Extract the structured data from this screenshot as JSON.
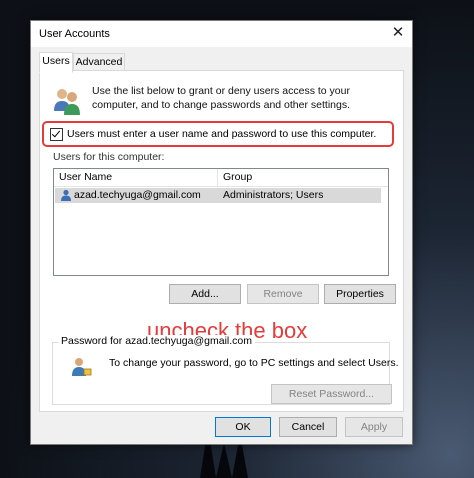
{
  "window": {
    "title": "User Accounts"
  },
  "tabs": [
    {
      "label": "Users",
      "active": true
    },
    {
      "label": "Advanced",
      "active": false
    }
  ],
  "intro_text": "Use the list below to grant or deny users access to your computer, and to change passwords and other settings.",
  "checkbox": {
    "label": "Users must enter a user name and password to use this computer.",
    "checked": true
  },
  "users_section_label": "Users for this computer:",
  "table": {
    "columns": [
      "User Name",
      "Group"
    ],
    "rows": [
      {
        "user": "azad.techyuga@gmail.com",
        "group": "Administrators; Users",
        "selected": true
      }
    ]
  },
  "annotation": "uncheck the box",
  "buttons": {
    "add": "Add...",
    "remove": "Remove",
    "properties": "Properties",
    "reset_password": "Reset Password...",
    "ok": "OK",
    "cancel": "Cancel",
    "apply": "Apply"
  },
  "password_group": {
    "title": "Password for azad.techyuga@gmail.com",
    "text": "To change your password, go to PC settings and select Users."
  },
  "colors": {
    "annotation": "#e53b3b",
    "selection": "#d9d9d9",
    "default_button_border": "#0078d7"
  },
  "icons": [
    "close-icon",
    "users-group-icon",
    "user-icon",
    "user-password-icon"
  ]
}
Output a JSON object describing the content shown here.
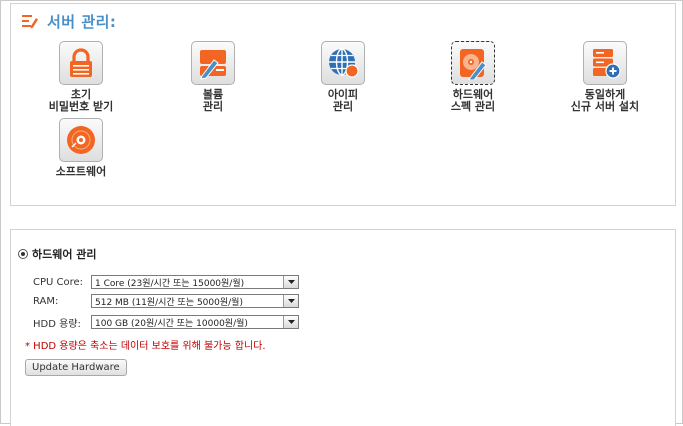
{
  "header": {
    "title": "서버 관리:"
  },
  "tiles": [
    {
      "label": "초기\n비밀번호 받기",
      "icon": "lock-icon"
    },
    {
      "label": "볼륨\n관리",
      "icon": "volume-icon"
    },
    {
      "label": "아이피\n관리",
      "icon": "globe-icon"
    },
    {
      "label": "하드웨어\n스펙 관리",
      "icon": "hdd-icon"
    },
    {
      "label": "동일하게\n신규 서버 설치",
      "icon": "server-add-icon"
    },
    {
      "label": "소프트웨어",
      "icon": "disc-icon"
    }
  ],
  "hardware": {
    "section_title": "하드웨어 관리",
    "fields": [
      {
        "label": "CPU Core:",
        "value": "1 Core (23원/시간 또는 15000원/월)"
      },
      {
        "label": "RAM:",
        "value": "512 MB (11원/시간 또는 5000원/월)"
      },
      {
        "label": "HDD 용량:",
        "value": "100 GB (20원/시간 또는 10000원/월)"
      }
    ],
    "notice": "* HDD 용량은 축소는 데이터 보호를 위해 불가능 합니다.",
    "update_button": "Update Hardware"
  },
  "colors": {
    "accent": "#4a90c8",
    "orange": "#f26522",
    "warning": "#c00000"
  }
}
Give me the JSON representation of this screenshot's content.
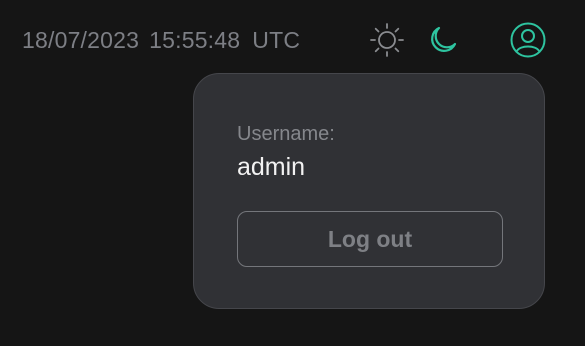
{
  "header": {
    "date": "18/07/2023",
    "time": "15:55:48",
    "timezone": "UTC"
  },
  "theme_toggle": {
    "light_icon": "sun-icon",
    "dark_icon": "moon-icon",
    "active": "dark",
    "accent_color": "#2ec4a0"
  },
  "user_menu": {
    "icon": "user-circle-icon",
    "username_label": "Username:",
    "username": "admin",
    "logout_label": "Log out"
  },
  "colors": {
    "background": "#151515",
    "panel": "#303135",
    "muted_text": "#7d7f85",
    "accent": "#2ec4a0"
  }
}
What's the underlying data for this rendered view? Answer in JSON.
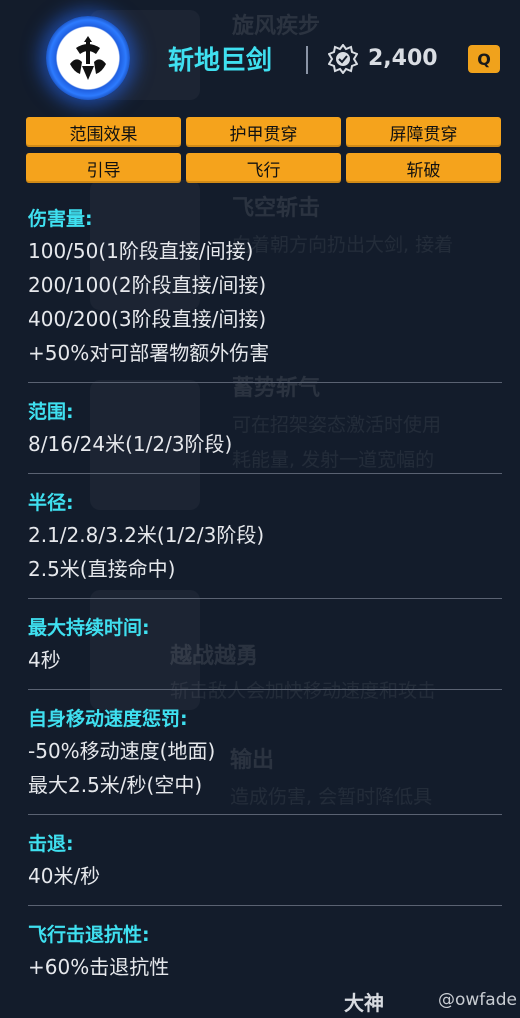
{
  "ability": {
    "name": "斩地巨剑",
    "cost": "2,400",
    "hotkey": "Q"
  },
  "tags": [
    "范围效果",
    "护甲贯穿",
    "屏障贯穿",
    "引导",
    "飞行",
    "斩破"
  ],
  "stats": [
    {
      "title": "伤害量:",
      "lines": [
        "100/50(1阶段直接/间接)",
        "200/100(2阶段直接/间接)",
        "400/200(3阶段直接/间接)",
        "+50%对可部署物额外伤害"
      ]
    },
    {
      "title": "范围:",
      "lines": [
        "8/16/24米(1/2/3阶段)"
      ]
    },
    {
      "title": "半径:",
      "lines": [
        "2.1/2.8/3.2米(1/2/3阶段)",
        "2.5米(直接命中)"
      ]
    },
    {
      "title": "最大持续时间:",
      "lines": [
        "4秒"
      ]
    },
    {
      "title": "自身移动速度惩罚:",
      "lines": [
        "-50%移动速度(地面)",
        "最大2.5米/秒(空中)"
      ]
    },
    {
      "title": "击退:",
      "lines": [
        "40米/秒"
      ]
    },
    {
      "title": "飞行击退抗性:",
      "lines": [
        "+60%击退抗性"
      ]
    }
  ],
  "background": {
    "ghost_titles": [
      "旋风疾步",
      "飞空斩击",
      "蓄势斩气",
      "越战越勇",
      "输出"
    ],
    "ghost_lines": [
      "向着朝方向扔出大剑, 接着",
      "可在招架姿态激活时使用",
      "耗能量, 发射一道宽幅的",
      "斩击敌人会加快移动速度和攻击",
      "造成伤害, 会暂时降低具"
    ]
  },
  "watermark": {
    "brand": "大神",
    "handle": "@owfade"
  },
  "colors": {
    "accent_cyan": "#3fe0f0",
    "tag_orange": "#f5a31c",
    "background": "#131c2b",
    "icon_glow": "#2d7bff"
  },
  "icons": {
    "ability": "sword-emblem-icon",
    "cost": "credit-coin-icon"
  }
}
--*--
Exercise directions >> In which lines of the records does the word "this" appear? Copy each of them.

Response area >>
Extract the structured data from this screenshot as JSON.
    "label": "Users must enter a user name and password to use this computer.",
  "users_section_label": "Users for this computer:",
Give me the JSON representation of this screenshot's content.
What's the underlying data for this rendered view? Answer in JSON.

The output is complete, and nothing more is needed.